There is no shortage of bloggers who have launched their own brand:
Rumi Neely (Fashion Toast) – Are You Am I
Emily Schuman (Cupcakes and Cashmere) – cupcakes and cashmere
Julie Sariñana (Sincerely Jules) – Shop Sincerely Jules
Aimee Song (Song of Style) – Two Songs
Elin Kling (Style by Kling, now closed) – Totême
Many bloggers collaborate with larger brands who are closely aligned with their personal brand. Collaborations of this type are opportunities to cross brand and expose each brand to the other’s audience. It allows the blogger a peek into the design and production side of fashion industry without taking on the risk and expense of the complicated start-to-finish process of designing a line. As most know, the cost of launching a brand is enormous. Doing a limited edition of product with Levi’s, Macy’s, Forever 21, Madewell or Coach allows the blogger to test their name in the market alongside a well known brand. All of the bloggers above have done some sort of collaborative collection.
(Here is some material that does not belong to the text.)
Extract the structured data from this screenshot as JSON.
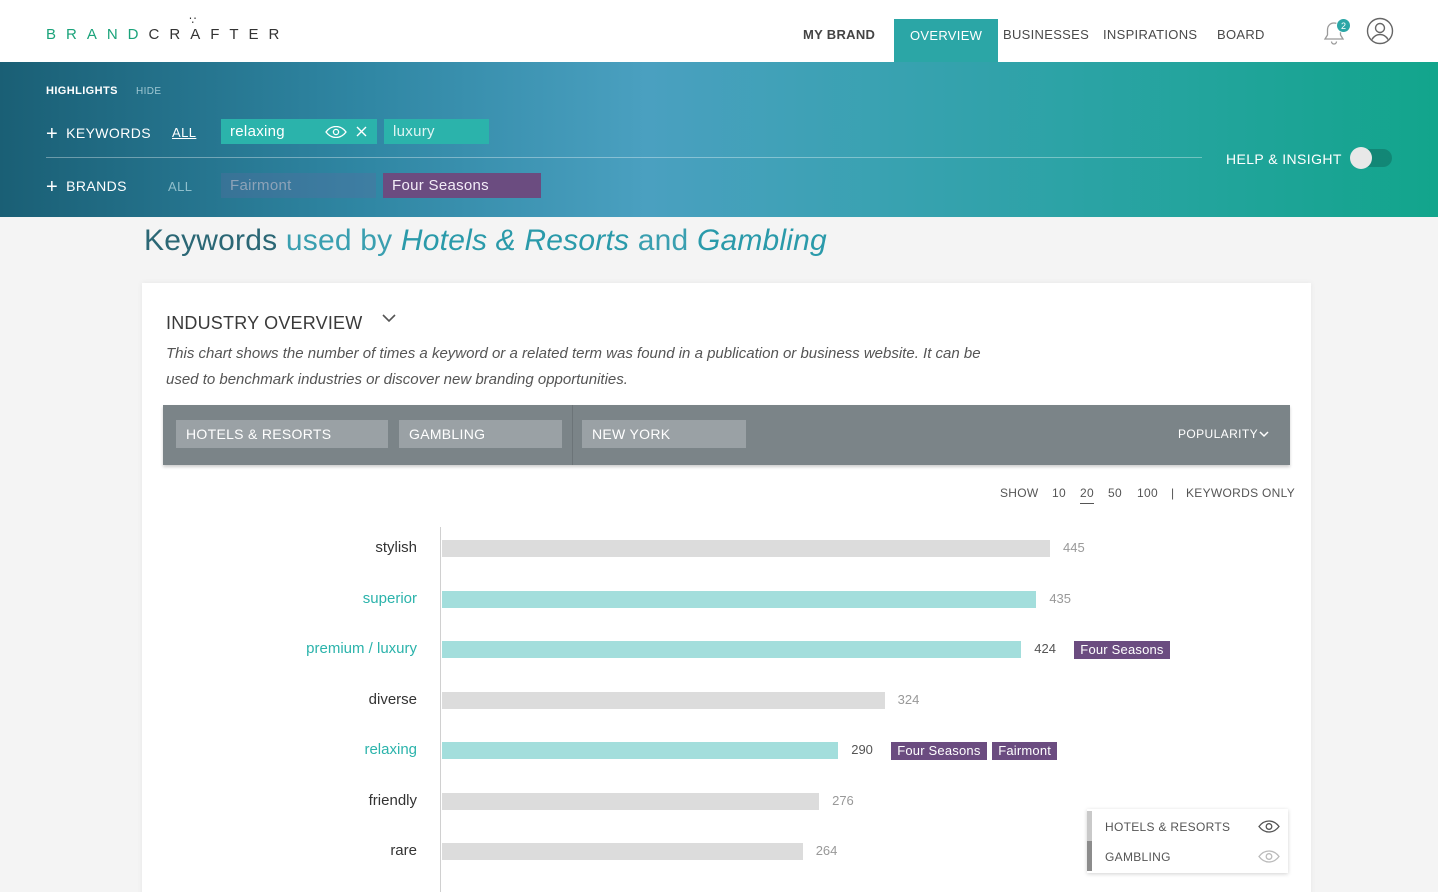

Personal style bloggers have long relied on these sort of relationships as a source of revenue for their own brands, but I think in the past couple of years, the bloggers have decided their name is worth more and believe they can sell on their own. No doubt bloggers have more control over the final product, but no built-in infrastructure design houses and brands. Not to mention a lack of design experience. My confusion is who buys this product? Following a blogger and being inspired by their personal style is very different than investing their money in something they created. There is an implicit trust in the collaborations with well known brands who hire bloggers to design a limited edition of something – but not necessarily in the stand alone blogger-launched division of product.
In my opinion, fashion people, real fashion people do not buy blogger-launched brands. They may wear something gifted to them to support a friend, but that is different. Mostly, I think this is because fashion people don’t need the innate branded quality attached to blogger-launched brands. All of the aforementioned bloggers have very clear personal style, well documented in their blogs and curated Instagram feeds, and their brands are essentially pure extensions of themselves. Most fashion people I know, have a firm grasp on their own style and wearing something designed by Rumi Neely or Elin Kling might imply the opposite. For myself, I feel my authenticity would be compromised – personal style bloggers are famous for the way they dress, not their design talent. Most are hoping their styling talent will translate into successful design skills. Perhaps it will. Perhaps there are enough women out there who are willing to spend money on clothes with a blogger’s name attached.
I have always admired Alexa Chung’s unique style and willingness to take a risk with emerging designers. Retailers are undoubtedly crossing their fingers that her name alone will carry the brand despite Chung’s design experience. A handful of retailers are already on board to carry the line when it launches next Spring.
Tell us what you think – do you buy blogger-launched brands? Why or why not?
Image via Are You Am I website